Interstellar takes what might, in the hands of a lesser filmmaker, have been a too-familiar series of science fiction tropes (doomed Earth, maverick ex-pilot, the perils and wonders of space) and spins them into a galaxy-spanning epic that delivers not only eye-popping visions of interstellar travel, but profoundly moving moments of human emotional truth.
Did I say “big”? Strike that, this film is immense.
The sequences set in space, or on alien planets – and there are a lot of these – are breathtaking. Dramatic and beautiful, and oh, thank god, Nolan is ready to let his camera linger on that beauty. Forget the era of fast-cut shaky-cam. Here at last is a filmmaker who’s happy once more to say, “Look at this, and be awed.”
Don’t take the word of a self-professed science fiction geek. My wife, whose eyes usually glaze over when I tell her the film has spaceships in it, was wowed by Interstellar’s panoramic visions of Saturn and all that lies beyond. That the film spoke with equal power to someone like her, and someone like me, is remarkable.
The same is true for Interstellar’s human dimension. Each of us each made powerful emotional connections with entirely different aspects of the narrative. My daughter connected with something different again. I’m talking real tears here, myself included.
So never mind the spectacle. Never mind the extraordinary, redemptive qualities of the film’s closing twenty minutes, which justify all the harrowing – and frequently desperate – drama that precedes them. Somehow, Nolan has managed to forge a film that speaks to many hearts, on many levels, simultaneously.

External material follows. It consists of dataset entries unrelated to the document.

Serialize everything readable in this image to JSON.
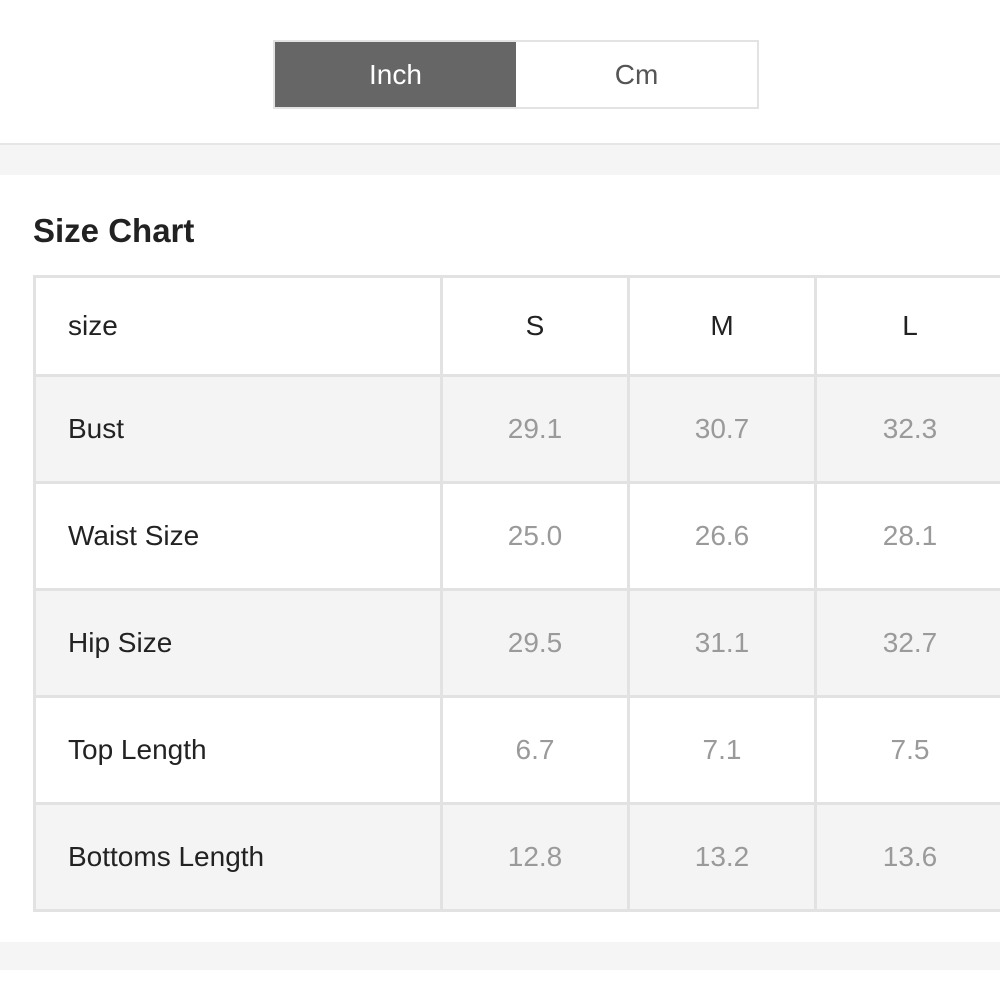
{
  "unit_toggle": {
    "options": [
      "Inch",
      "Cm"
    ],
    "selected": "Inch"
  },
  "title": "Size Chart",
  "table": {
    "columns": [
      "size",
      "S",
      "M",
      "L"
    ],
    "rows": [
      {
        "label": "Bust",
        "values": [
          "29.1",
          "30.7",
          "32.3"
        ]
      },
      {
        "label": "Waist Size",
        "values": [
          "25.0",
          "26.6",
          "28.1"
        ]
      },
      {
        "label": "Hip Size",
        "values": [
          "29.5",
          "31.1",
          "32.7"
        ]
      },
      {
        "label": "Top Length",
        "values": [
          "6.7",
          "7.1",
          "7.5"
        ]
      },
      {
        "label": "Bottoms Length",
        "values": [
          "12.8",
          "13.2",
          "13.6"
        ]
      }
    ]
  },
  "colors": {
    "active_toggle_bg": "#666666",
    "band_bg": "#f5f5f5",
    "shaded_row_bg": "#f4f4f4",
    "value_text": "#9a9a9a"
  }
}
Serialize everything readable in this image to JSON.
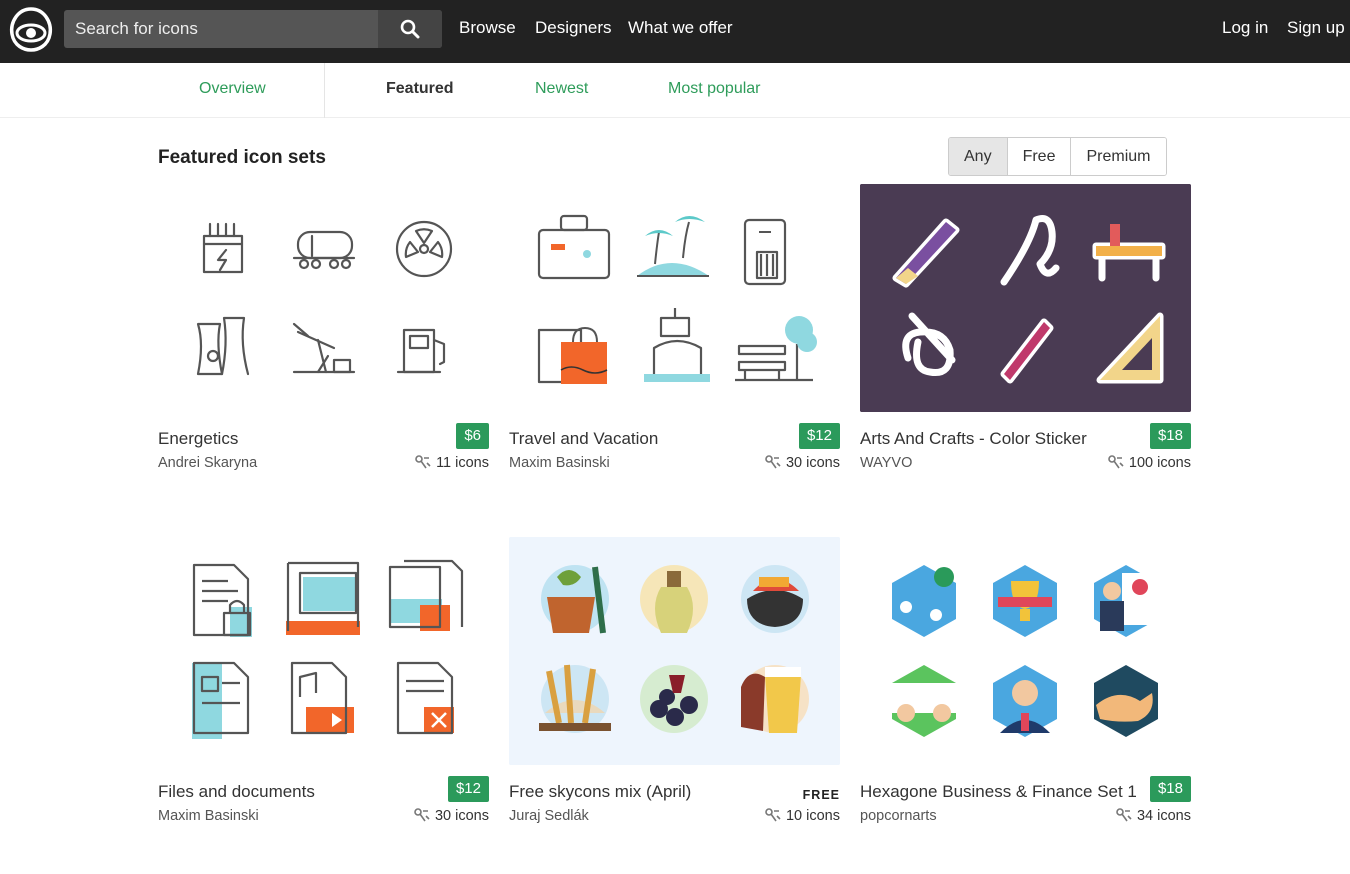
{
  "header": {
    "search_placeholder": "Search for icons",
    "nav": {
      "browse": "Browse",
      "designers": "Designers",
      "offer": "What we offer"
    },
    "auth": {
      "login": "Log in",
      "signup": "Sign up"
    }
  },
  "tabs": [
    "Overview",
    "Featured",
    "Newest",
    "Most popular"
  ],
  "section": {
    "title": "Featured icon sets"
  },
  "filter": [
    "Any",
    "Free",
    "Premium"
  ],
  "colors": {
    "accent": "#2b9a5b",
    "topbar": "#222222",
    "link": "#2e9c5a"
  },
  "cards": [
    {
      "title": "Energetics",
      "author": "Andrei Skaryna",
      "price": "$6",
      "count": "11 icons"
    },
    {
      "title": "Travel and Vacation",
      "author": "Maxim Basinski",
      "price": "$12",
      "count": "30 icons"
    },
    {
      "title": "Arts And Crafts - Color Sticker",
      "author": "WAYVO",
      "price": "$18",
      "count": "100 icons"
    },
    {
      "title": "Files and documents",
      "author": "Maxim Basinski",
      "price": "$12",
      "count": "30 icons"
    },
    {
      "title": "Free skycons mix (April)",
      "author": "Juraj Sedlák",
      "price": "FREE",
      "count": "10 icons"
    },
    {
      "title": "Hexagone Business & Finance Set 1",
      "author": "popcornarts",
      "price": "$18",
      "count": "34 icons"
    }
  ]
}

Are there gripes amid all this gushing? Well, there are always gripes. There’s a major plot point that simply isn’t adequately explained. Being a geek, I pieced it together readily enough but a little extra exposition wouldn’t have gone amiss. And I can’t decided whether the frostiness between two of the leads was deliberate, or down to a lack of chemistry. Knowing Nolan, it was almost certainly the former, but I’d have like to see a few more sparks flying.
These are tiny things. Raise the bar as high as Nolan has, and you’re going to make it wobble as you clear it. But clear it he does. In any case, the tiny things don’t matter.
Because this film is big.